What you are asked to do: For the entries below, report the number of lines containing "this", without any other content.

== Segment start ==

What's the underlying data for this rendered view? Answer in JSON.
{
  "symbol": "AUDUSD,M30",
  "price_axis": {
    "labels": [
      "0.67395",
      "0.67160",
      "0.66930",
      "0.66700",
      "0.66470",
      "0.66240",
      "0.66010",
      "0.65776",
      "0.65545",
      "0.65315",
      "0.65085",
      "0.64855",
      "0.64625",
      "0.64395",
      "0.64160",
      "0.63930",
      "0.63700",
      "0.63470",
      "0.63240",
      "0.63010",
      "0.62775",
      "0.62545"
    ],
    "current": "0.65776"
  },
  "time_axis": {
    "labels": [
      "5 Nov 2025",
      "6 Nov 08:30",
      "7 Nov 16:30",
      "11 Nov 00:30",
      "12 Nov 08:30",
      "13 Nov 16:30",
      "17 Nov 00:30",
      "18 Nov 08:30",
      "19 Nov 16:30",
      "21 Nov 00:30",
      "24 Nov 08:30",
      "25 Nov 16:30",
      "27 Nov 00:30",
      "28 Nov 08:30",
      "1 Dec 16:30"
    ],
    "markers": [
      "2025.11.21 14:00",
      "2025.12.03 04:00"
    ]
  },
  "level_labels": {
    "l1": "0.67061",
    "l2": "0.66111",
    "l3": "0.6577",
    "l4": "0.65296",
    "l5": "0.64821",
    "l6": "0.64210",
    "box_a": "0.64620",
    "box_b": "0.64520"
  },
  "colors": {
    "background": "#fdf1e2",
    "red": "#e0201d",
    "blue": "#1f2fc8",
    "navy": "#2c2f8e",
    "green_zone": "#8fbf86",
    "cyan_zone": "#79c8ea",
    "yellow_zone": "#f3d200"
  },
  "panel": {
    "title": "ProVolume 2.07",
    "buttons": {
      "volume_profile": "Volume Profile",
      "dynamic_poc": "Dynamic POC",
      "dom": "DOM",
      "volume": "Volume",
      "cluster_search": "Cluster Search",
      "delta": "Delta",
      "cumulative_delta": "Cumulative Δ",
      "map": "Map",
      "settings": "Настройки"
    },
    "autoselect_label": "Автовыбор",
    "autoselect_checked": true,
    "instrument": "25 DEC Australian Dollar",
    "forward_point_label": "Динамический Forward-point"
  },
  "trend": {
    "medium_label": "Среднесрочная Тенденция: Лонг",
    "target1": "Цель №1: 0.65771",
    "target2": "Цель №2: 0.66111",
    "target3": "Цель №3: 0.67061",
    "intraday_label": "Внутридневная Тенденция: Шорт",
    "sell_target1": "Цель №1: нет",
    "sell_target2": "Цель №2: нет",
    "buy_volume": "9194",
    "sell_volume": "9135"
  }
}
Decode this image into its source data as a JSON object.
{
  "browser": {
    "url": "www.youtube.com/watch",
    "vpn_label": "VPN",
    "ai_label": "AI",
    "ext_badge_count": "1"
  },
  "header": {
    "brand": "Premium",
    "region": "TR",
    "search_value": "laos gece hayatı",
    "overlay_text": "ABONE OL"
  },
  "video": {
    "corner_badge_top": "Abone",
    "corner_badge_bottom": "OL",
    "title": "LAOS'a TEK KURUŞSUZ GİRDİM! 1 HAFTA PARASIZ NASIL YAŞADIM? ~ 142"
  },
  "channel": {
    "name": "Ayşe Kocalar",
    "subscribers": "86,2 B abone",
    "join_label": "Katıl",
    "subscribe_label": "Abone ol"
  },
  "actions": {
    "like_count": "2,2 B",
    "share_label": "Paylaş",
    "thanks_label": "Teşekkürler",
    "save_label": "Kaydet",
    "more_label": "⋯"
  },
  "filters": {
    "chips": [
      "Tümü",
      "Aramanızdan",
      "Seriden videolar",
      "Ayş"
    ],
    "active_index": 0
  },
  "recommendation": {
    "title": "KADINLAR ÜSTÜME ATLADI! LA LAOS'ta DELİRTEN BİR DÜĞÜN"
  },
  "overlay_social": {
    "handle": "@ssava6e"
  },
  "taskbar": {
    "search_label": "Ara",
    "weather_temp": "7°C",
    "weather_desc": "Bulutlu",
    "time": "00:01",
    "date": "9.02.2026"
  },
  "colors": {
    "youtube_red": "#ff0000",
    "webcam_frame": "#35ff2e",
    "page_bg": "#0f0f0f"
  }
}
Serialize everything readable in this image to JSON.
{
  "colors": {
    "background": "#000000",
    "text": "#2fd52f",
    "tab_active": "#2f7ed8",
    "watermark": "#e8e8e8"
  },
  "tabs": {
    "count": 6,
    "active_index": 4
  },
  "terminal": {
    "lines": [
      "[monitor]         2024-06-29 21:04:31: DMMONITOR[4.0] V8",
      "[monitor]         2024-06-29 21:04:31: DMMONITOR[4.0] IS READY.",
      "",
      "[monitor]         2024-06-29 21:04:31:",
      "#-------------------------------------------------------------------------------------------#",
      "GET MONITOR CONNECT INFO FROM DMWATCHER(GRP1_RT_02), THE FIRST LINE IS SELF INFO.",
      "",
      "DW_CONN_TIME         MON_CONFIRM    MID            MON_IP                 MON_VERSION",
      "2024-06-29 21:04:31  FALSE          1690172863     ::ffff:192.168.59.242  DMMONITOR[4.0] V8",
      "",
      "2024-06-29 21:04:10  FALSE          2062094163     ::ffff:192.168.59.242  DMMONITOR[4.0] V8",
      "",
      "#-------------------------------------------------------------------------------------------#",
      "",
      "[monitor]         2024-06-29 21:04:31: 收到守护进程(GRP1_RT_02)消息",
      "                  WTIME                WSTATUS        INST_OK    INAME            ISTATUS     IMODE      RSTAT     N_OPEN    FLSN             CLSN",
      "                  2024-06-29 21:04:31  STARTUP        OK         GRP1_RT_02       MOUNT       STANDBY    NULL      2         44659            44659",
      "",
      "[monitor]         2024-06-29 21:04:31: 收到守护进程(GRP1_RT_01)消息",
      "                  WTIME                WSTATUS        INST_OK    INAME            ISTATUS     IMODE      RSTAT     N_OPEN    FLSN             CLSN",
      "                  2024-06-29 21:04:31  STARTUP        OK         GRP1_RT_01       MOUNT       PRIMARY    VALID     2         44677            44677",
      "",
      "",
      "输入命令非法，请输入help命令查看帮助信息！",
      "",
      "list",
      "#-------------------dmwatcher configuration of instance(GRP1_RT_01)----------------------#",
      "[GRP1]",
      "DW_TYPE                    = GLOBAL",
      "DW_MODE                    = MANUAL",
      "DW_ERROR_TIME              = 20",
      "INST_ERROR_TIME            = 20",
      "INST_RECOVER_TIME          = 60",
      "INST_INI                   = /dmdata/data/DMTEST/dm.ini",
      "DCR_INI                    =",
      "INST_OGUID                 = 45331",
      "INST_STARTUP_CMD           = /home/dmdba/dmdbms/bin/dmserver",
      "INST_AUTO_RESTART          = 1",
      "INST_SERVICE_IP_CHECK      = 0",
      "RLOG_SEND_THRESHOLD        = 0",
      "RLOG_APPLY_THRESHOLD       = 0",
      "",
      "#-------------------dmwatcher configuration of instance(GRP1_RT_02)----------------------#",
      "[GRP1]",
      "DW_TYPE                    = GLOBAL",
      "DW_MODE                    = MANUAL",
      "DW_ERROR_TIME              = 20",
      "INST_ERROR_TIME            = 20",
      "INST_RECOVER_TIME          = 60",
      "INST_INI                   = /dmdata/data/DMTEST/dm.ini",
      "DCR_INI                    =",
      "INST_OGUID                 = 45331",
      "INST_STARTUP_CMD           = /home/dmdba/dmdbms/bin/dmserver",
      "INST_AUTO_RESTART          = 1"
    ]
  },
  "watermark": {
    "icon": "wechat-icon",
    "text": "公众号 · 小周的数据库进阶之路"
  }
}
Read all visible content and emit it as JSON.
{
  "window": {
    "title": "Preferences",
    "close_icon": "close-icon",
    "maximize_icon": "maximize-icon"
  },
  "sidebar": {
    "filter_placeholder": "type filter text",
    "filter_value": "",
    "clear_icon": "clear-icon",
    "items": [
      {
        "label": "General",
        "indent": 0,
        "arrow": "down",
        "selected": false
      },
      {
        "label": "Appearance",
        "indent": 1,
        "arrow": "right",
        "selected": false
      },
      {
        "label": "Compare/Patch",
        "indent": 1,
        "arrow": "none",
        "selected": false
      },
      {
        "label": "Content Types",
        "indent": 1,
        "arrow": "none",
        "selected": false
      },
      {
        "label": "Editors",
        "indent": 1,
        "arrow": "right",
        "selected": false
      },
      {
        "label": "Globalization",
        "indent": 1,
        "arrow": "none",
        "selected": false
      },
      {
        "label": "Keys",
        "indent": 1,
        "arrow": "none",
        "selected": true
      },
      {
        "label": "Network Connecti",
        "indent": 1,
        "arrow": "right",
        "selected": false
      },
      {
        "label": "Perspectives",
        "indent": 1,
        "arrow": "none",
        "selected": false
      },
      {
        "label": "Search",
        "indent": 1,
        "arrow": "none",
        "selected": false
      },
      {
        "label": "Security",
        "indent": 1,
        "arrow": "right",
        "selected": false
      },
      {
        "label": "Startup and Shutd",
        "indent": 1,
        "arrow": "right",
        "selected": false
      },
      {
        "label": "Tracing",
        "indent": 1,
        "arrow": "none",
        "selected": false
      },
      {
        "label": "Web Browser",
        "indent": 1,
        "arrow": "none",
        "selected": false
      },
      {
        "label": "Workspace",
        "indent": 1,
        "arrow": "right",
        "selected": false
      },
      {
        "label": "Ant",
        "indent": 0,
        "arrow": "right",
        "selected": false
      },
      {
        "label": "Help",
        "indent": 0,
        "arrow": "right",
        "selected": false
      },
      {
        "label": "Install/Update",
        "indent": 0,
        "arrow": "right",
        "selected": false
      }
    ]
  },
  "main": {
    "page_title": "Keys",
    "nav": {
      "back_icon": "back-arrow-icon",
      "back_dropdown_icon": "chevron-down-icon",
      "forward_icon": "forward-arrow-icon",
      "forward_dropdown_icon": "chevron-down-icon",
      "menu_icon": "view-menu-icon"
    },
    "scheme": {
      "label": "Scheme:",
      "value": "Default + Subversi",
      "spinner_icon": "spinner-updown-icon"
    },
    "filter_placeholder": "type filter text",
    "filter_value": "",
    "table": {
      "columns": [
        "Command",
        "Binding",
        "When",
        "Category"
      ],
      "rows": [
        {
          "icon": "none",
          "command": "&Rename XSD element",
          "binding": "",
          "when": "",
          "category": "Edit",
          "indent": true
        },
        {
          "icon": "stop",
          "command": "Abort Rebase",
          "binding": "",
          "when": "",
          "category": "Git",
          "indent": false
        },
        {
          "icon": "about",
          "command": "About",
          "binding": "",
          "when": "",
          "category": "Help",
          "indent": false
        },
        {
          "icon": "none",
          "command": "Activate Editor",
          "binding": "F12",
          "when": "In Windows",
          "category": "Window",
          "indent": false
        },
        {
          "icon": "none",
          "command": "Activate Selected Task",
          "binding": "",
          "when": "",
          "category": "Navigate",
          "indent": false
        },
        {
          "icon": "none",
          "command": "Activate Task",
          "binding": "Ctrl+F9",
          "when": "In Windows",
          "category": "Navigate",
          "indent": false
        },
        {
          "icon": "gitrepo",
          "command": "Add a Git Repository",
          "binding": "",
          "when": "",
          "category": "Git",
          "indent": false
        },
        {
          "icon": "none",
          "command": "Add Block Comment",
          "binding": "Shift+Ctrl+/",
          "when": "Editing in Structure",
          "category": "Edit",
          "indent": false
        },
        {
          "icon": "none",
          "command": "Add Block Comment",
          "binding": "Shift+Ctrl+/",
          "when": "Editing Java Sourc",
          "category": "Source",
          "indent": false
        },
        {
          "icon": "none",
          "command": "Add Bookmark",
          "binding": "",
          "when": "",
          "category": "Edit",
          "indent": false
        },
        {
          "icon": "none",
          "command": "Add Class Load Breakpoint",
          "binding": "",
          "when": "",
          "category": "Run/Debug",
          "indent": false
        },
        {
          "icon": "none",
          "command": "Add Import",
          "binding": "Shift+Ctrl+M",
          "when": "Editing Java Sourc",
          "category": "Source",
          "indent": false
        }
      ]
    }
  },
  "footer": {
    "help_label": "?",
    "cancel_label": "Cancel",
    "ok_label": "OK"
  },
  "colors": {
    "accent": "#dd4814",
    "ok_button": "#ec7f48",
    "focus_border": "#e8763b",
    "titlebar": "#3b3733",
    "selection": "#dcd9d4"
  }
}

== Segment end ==

Answer to the exercise: 3